EXERCISE DESCRIPTION -> Starting with the line that contains "Serialize everything readable", copy out each line through the end of the entries below, exactly as written, and nothing else.
####
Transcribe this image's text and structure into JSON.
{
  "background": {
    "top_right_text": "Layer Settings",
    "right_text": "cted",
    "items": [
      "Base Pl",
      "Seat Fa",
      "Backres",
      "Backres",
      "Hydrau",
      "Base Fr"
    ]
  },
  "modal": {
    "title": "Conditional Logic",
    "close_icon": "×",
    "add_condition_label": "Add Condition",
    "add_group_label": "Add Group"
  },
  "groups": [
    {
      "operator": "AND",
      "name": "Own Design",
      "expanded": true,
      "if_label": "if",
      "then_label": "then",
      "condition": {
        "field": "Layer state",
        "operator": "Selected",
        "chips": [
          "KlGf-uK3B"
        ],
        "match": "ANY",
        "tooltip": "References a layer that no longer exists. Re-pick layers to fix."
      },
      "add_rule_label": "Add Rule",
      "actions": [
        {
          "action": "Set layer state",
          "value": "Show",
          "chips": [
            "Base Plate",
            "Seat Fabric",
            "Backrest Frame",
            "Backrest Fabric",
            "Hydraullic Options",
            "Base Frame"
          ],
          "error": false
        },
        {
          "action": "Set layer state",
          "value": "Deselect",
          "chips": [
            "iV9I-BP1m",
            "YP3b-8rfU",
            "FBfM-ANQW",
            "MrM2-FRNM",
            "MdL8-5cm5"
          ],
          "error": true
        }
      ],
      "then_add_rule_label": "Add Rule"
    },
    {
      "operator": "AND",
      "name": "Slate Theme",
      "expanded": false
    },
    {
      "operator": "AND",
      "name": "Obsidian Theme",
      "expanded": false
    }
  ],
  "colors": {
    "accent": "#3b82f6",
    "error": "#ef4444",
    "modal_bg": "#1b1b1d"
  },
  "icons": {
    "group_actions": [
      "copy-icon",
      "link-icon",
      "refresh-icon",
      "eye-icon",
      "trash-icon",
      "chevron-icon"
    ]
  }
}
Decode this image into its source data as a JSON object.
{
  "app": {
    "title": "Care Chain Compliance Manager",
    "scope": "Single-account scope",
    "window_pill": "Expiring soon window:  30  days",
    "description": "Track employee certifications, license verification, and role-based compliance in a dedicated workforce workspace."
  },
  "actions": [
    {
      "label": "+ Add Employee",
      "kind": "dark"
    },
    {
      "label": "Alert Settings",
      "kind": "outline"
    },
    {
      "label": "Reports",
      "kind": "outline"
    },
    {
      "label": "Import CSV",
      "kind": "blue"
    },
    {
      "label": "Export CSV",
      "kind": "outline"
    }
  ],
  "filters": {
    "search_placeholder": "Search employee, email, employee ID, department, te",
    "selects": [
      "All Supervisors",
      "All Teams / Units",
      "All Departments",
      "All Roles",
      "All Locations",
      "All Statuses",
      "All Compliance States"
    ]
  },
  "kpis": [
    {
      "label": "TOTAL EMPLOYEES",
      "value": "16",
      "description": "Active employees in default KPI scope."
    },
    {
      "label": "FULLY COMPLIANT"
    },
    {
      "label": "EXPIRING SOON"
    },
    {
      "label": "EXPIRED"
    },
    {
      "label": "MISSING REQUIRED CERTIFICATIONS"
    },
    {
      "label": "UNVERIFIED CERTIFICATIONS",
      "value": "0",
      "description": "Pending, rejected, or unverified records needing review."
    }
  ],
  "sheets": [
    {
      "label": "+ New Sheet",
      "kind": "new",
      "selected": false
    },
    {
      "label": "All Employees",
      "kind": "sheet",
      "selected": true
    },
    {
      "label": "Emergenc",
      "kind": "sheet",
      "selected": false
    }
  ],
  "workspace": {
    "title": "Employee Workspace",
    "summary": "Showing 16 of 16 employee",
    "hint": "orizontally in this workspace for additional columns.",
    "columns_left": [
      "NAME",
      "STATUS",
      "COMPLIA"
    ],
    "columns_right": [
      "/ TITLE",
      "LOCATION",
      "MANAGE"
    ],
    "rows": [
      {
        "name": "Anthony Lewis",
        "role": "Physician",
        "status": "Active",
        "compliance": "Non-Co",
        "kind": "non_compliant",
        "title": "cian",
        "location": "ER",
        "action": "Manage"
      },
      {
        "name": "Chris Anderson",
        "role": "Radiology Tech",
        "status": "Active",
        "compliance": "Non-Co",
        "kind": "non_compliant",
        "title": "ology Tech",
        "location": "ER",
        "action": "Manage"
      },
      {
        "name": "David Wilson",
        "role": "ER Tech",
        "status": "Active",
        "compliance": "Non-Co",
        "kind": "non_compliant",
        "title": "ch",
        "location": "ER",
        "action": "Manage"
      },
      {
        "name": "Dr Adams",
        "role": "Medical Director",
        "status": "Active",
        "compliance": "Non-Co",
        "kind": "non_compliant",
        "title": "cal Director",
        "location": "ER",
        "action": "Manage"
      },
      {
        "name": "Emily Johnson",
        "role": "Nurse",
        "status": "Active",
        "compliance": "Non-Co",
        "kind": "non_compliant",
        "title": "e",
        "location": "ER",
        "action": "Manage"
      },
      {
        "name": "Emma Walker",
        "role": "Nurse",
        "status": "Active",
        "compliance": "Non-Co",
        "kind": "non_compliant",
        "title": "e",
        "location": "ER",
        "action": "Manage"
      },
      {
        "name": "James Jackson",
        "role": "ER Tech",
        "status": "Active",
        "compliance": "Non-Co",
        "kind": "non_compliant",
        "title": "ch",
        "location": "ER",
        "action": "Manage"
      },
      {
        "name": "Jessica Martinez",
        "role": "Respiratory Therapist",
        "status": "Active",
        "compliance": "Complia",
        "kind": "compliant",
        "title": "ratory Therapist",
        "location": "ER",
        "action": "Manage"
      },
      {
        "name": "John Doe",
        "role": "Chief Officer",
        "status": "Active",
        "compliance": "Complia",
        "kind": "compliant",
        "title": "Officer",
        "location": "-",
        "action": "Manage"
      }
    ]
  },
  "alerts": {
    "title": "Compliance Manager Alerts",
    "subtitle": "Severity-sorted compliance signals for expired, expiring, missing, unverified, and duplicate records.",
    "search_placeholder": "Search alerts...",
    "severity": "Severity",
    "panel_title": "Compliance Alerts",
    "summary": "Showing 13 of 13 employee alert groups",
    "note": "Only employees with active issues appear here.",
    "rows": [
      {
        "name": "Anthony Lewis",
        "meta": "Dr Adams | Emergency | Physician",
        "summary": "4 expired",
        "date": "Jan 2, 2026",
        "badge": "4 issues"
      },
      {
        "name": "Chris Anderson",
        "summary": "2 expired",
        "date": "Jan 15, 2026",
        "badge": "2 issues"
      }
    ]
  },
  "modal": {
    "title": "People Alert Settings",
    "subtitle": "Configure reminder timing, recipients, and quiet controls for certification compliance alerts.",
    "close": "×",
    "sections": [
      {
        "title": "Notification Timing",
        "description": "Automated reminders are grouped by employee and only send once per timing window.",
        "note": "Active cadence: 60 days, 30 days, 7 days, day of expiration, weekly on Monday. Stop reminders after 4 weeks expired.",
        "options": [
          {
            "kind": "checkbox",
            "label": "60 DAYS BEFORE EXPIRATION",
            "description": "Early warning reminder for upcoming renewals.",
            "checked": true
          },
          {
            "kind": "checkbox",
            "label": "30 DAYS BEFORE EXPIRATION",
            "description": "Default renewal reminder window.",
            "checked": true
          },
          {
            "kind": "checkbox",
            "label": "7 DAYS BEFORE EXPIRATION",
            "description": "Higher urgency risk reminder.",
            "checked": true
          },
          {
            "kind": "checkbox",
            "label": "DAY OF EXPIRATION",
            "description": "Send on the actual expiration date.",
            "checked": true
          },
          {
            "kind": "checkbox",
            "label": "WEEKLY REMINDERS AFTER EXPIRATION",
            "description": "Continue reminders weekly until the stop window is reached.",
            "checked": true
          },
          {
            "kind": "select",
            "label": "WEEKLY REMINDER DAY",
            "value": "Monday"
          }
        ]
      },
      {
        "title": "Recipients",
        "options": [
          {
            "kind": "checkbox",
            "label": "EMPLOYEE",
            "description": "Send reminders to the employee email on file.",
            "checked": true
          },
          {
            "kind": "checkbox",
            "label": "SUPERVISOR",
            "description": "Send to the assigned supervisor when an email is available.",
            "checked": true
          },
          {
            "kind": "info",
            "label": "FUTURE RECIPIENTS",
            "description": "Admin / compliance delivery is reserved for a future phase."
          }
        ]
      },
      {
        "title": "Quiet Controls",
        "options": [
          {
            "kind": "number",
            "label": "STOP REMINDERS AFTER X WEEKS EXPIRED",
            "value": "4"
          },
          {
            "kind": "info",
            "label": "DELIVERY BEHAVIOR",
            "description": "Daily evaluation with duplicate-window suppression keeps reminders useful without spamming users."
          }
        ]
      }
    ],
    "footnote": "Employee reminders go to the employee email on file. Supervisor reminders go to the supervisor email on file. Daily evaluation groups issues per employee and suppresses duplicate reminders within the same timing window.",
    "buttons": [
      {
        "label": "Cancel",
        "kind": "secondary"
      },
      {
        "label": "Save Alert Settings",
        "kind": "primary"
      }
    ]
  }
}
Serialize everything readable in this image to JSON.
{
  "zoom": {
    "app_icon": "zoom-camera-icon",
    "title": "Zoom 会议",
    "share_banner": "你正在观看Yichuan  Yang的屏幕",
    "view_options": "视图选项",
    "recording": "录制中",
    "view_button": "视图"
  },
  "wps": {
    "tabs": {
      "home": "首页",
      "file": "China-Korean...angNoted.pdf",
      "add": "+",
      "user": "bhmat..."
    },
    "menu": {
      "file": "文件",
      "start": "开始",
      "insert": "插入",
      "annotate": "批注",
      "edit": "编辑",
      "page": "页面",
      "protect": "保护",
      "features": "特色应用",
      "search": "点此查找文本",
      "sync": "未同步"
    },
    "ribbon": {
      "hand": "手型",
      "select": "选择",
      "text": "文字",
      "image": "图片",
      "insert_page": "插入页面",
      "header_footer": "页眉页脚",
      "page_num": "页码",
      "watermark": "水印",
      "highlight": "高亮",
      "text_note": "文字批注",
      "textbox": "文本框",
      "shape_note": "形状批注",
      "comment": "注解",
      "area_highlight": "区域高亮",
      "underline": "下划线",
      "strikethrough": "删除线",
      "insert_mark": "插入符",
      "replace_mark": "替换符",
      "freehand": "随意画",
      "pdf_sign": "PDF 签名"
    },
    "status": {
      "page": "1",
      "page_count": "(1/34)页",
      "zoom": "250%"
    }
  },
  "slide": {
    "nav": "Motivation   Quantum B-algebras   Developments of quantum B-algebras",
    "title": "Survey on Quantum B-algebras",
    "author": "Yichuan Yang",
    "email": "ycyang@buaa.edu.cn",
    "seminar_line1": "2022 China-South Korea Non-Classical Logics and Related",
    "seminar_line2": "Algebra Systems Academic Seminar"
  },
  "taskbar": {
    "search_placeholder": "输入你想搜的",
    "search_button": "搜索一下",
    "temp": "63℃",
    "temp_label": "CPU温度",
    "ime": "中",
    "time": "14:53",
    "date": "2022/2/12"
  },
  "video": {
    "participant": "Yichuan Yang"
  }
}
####
RESULT OF THE EXERCISE ->
Serialize everything readable in this image to JSON.
{
  "zoom": {
    "app_icon": "zoom-camera-icon",
    "title": "Zoom 会议",
    "share_banner": "你正在观看Yichuan  Yang的屏幕",
    "view_options": "视图选项",
    "recording": "录制中",
    "view_button": "视图"
  },
  "wps": {
    "tabs": {
      "home": "首页",
      "file": "China-Korean...angNoted.pdf",
      "add": "+",
      "user": "bhmat..."
    },
    "menu": {
      "file": "文件",
      "start": "开始",
      "insert": "插入",
      "annotate": "批注",
      "edit": "编辑",
      "page": "页面",
      "protect": "保护",
      "features": "特色应用",
      "search": "点此查找文本",
      "sync": "未同步"
    },
    "ribbon": {
      "hand": "手型",
      "select": "选择",
      "text": "文字",
      "image": "图片",
      "insert_page": "插入页面",
      "header_footer": "页眉页脚",
      "page_num": "页码",
      "watermark": "水印",
      "highlight": "高亮",
      "text_note": "文字批注",
      "textbox": "文本框",
      "shape_note": "形状批注",
      "comment": "注解",
      "area_highlight": "区域高亮",
      "underline": "下划线",
      "strikethrough": "删除线",
      "insert_mark": "插入符",
      "replace_mark": "替换符",
      "freehand": "随意画",
      "pdf_sign": "PDF 签名"
    },
    "status": {
      "page": "1",
      "page_count": "(1/34)页",
      "zoom": "250%"
    }
  },
  "slide": {
    "nav": "Motivation   Quantum B-algebras   Developments of quantum B-algebras",
    "title": "Survey on Quantum B-algebras",
    "author": "Yichuan Yang",
    "email": "ycyang@buaa.edu.cn",
    "seminar_line1": "2022 China-South Korea Non-Classical Logics and Related",
    "seminar_line2": "Algebra Systems Academic Seminar"
  },
  "taskbar": {
    "search_placeholder": "输入你想搜的",
    "search_button": "搜索一下",
    "temp": "63℃",
    "temp_label": "CPU温度",
    "ime": "中",
    "time": "14:53",
    "date": "2022/2/12"
  },
  "video": {
    "participant": "Yichuan Yang"
  }
}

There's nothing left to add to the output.